▶ INSTRUCTIONS TO FOLLOW: Type out the entries again, keeping every word unchanged.

[Dataset rows describing interfaces]
________________

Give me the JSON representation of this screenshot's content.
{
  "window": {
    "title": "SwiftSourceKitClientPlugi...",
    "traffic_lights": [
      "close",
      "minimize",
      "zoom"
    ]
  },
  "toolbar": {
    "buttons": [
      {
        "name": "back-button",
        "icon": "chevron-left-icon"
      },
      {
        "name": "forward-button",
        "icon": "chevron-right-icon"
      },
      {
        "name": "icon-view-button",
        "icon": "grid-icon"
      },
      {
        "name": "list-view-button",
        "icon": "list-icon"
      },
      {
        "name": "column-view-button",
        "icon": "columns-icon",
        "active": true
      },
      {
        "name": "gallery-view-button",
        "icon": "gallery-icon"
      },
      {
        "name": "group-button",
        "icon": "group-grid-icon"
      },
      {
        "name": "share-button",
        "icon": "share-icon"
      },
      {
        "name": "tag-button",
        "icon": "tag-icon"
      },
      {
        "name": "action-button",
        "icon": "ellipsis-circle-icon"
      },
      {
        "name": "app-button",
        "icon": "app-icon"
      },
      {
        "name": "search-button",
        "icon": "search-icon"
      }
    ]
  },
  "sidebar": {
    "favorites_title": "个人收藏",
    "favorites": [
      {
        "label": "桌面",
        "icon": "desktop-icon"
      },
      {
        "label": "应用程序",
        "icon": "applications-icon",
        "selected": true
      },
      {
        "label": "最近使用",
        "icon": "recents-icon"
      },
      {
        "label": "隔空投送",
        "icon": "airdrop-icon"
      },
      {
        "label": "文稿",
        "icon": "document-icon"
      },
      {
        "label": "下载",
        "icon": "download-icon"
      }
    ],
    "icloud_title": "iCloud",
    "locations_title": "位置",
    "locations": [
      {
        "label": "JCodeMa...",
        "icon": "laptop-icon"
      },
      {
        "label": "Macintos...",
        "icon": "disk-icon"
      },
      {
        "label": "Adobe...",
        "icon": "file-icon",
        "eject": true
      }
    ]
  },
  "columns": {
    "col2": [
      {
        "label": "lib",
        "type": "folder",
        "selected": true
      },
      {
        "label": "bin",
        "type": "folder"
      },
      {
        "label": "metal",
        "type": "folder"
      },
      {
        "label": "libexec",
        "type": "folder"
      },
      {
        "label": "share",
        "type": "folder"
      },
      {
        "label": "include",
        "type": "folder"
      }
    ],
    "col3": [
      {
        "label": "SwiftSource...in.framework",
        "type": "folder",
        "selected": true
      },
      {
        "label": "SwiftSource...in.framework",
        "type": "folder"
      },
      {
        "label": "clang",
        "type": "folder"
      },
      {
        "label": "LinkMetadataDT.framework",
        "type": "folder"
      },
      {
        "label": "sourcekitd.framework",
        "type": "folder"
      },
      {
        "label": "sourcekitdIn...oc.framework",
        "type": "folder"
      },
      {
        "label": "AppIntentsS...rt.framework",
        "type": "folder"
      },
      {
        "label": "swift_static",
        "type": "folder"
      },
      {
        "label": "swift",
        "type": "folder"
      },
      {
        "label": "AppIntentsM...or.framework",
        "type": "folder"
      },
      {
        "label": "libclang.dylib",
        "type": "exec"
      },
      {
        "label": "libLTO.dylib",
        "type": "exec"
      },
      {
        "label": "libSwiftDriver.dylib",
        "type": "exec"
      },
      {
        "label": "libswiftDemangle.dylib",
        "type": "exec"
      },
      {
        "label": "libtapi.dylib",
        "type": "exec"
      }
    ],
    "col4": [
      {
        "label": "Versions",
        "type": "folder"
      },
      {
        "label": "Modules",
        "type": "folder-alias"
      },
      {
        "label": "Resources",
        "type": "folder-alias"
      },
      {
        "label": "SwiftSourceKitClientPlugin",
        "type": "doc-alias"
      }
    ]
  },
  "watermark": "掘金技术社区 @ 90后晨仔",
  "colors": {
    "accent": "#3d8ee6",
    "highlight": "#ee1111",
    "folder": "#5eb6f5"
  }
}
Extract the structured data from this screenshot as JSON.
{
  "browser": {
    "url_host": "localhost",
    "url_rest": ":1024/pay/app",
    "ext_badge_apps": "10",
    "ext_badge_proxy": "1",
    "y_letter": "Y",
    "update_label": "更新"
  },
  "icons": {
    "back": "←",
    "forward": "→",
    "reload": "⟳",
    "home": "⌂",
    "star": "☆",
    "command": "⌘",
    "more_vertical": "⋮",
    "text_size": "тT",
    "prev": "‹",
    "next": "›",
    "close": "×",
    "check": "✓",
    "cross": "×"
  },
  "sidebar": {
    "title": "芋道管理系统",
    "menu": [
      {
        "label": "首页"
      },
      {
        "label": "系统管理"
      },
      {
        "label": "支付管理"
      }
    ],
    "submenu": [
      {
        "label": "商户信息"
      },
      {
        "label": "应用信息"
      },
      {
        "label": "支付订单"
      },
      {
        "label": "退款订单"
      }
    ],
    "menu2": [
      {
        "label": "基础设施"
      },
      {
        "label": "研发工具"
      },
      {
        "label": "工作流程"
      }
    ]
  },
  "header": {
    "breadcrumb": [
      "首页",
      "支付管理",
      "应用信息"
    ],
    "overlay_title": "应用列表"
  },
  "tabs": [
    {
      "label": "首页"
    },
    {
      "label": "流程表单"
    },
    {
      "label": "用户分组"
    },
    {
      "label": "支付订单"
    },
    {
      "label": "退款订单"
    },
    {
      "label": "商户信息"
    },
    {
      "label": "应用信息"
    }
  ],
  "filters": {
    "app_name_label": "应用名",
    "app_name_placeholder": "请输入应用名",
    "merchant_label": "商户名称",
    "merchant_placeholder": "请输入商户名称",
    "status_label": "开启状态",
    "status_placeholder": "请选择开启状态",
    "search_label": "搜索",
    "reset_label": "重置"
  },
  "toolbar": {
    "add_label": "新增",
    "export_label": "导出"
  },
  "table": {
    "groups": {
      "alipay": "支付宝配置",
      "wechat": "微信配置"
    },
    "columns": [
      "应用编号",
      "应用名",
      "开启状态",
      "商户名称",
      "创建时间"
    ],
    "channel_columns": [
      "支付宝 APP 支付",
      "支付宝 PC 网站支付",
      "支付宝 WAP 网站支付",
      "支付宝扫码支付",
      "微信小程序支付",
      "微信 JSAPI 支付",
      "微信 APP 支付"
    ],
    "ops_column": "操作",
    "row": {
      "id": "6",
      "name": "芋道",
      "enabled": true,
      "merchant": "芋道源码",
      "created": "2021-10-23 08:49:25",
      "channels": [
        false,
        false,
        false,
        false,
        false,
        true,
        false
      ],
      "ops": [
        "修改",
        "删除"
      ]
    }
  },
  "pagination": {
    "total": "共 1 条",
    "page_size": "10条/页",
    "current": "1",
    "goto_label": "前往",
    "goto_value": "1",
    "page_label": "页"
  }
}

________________

▶ RESPONSE:
Give me the JSON representation of this screenshot's content.
{
  "window": {
    "title": "SwiftSourceKitClientPlugi...",
    "traffic_lights": [
      "close",
      "minimize",
      "zoom"
    ]
  },
  "toolbar": {
    "buttons": [
      {
        "name": "back-button",
        "icon": "chevron-left-icon"
      },
      {
        "name": "forward-button",
        "icon": "chevron-right-icon"
      },
      {
        "name": "icon-view-button",
        "icon": "grid-icon"
      },
      {
        "name": "list-view-button",
        "icon": "list-icon"
      },
      {
        "name": "column-view-button",
        "icon": "columns-icon",
        "active": true
      },
      {
        "name": "gallery-view-button",
        "icon": "gallery-icon"
      },
      {
        "name": "group-button",
        "icon": "group-grid-icon"
      },
      {
        "name": "share-button",
        "icon": "share-icon"
      },
      {
        "name": "tag-button",
        "icon": "tag-icon"
      },
      {
        "name": "action-button",
        "icon": "ellipsis-circle-icon"
      },
      {
        "name": "app-button",
        "icon": "app-icon"
      },
      {
        "name": "search-button",
        "icon": "search-icon"
      }
    ]
  },
  "sidebar": {
    "favorites_title": "个人收藏",
    "favorites": [
      {
        "label": "桌面",
        "icon": "desktop-icon"
      },
      {
        "label": "应用程序",
        "icon": "applications-icon",
        "selected": true
      },
      {
        "label": "最近使用",
        "icon": "recents-icon"
      },
      {
        "label": "隔空投送",
        "icon": "airdrop-icon"
      },
      {
        "label": "文稿",
        "icon": "document-icon"
      },
      {
        "label": "下载",
        "icon": "download-icon"
      }
    ],
    "icloud_title": "iCloud",
    "locations_title": "位置",
    "locations": [
      {
        "label": "JCodeMa...",
        "icon": "laptop-icon"
      },
      {
        "label": "Macintos...",
        "icon": "disk-icon"
      },
      {
        "label": "Adobe...",
        "icon": "file-icon",
        "eject": true
      }
    ]
  },
  "columns": {
    "col2": [
      {
        "label": "lib",
        "type": "folder",
        "selected": true
      },
      {
        "label": "bin",
        "type": "folder"
      },
      {
        "label": "metal",
        "type": "folder"
      },
      {
        "label": "libexec",
        "type": "folder"
      },
      {
        "label": "share",
        "type": "folder"
      },
      {
        "label": "include",
        "type": "folder"
      }
    ],
    "col3": [
      {
        "label": "SwiftSource...in.framework",
        "type": "folder",
        "selected": true
      },
      {
        "label": "SwiftSource...in.framework",
        "type": "folder"
      },
      {
        "label": "clang",
        "type": "folder"
      },
      {
        "label": "LinkMetadataDT.framework",
        "type": "folder"
      },
      {
        "label": "sourcekitd.framework",
        "type": "folder"
      },
      {
        "label": "sourcekitdIn...oc.framework",
        "type": "folder"
      },
      {
        "label": "AppIntentsS...rt.framework",
        "type": "folder"
      },
      {
        "label": "swift_static",
        "type": "folder"
      },
      {
        "label": "swift",
        "type": "folder"
      },
      {
        "label": "AppIntentsM...or.framework",
        "type": "folder"
      },
      {
        "label": "libclang.dylib",
        "type": "exec"
      },
      {
        "label": "libLTO.dylib",
        "type": "exec"
      },
      {
        "label": "libSwiftDriver.dylib",
        "type": "exec"
      },
      {
        "label": "libswiftDemangle.dylib",
        "type": "exec"
      },
      {
        "label": "libtapi.dylib",
        "type": "exec"
      }
    ],
    "col4": [
      {
        "label": "Versions",
        "type": "folder"
      },
      {
        "label": "Modules",
        "type": "folder-alias"
      },
      {
        "label": "Resources",
        "type": "folder-alias"
      },
      {
        "label": "SwiftSourceKitClientPlugin",
        "type": "doc-alias"
      }
    ]
  },
  "watermark": "掘金技术社区 @ 90后晨仔",
  "colors": {
    "accent": "#3d8ee6",
    "highlight": "#ee1111",
    "folder": "#5eb6f5"
  }
}
Extract the structured data from this screenshot as JSON.
{
  "browser": {
    "url_host": "localhost",
    "url_rest": ":1024/pay/app",
    "ext_badge_apps": "10",
    "ext_badge_proxy": "1",
    "y_letter": "Y",
    "update_label": "更新"
  },
  "icons": {
    "back": "←",
    "forward": "→",
    "reload": "⟳",
    "home": "⌂",
    "star": "☆",
    "command": "⌘",
    "more_vertical": "⋮",
    "text_size": "тT",
    "prev": "‹",
    "next": "›",
    "close": "×",
    "check": "✓",
    "cross": "×"
  },
  "sidebar": {
    "title": "芋道管理系统",
    "menu": [
      {
        "label": "首页"
      },
      {
        "label": "系统管理"
      },
      {
        "label": "支付管理"
      }
    ],
    "submenu": [
      {
        "label": "商户信息"
      },
      {
        "label": "应用信息"
      },
      {
        "label": "支付订单"
      },
      {
        "label": "退款订单"
      }
    ],
    "menu2": [
      {
        "label": "基础设施"
      },
      {
        "label": "研发工具"
      },
      {
        "label": "工作流程"
      }
    ]
  },
  "header": {
    "breadcrumb": [
      "首页",
      "支付管理",
      "应用信息"
    ],
    "overlay_title": "应用列表"
  },
  "tabs": [
    {
      "label": "首页"
    },
    {
      "label": "流程表单"
    },
    {
      "label": "用户分组"
    },
    {
      "label": "支付订单"
    },
    {
      "label": "退款订单"
    },
    {
      "label": "商户信息"
    },
    {
      "label": "应用信息"
    }
  ],
  "filters": {
    "app_name_label": "应用名",
    "app_name_placeholder": "请输入应用名",
    "merchant_label": "商户名称",
    "merchant_placeholder": "请输入商户名称",
    "status_label": "开启状态",
    "status_placeholder": "请选择开启状态",
    "search_label": "搜索",
    "reset_label": "重置"
  },
  "toolbar": {
    "add_label": "新增",
    "export_label": "导出"
  },
  "table": {
    "groups": {
      "alipay": "支付宝配置",
      "wechat": "微信配置"
    },
    "columns": [
      "应用编号",
      "应用名",
      "开启状态",
      "商户名称",
      "创建时间"
    ],
    "channel_columns": [
      "支付宝 APP 支付",
      "支付宝 PC 网站支付",
      "支付宝 WAP 网站支付",
      "支付宝扫码支付",
      "微信小程序支付",
      "微信 JSAPI 支付",
      "微信 APP 支付"
    ],
    "ops_column": "操作",
    "row": {
      "id": "6",
      "name": "芋道",
      "enabled": true,
      "merchant": "芋道源码",
      "created": "2021-10-23 08:49:25",
      "channels": [
        false,
        false,
        false,
        false,
        false,
        true,
        false
      ],
      "ops": [
        "修改",
        "删除"
      ]
    }
  },
  "pagination": {
    "total": "共 1 条",
    "page_size": "10条/页",
    "current": "1",
    "goto_label": "前往",
    "goto_value": "1",
    "page_label": "页"
  }
}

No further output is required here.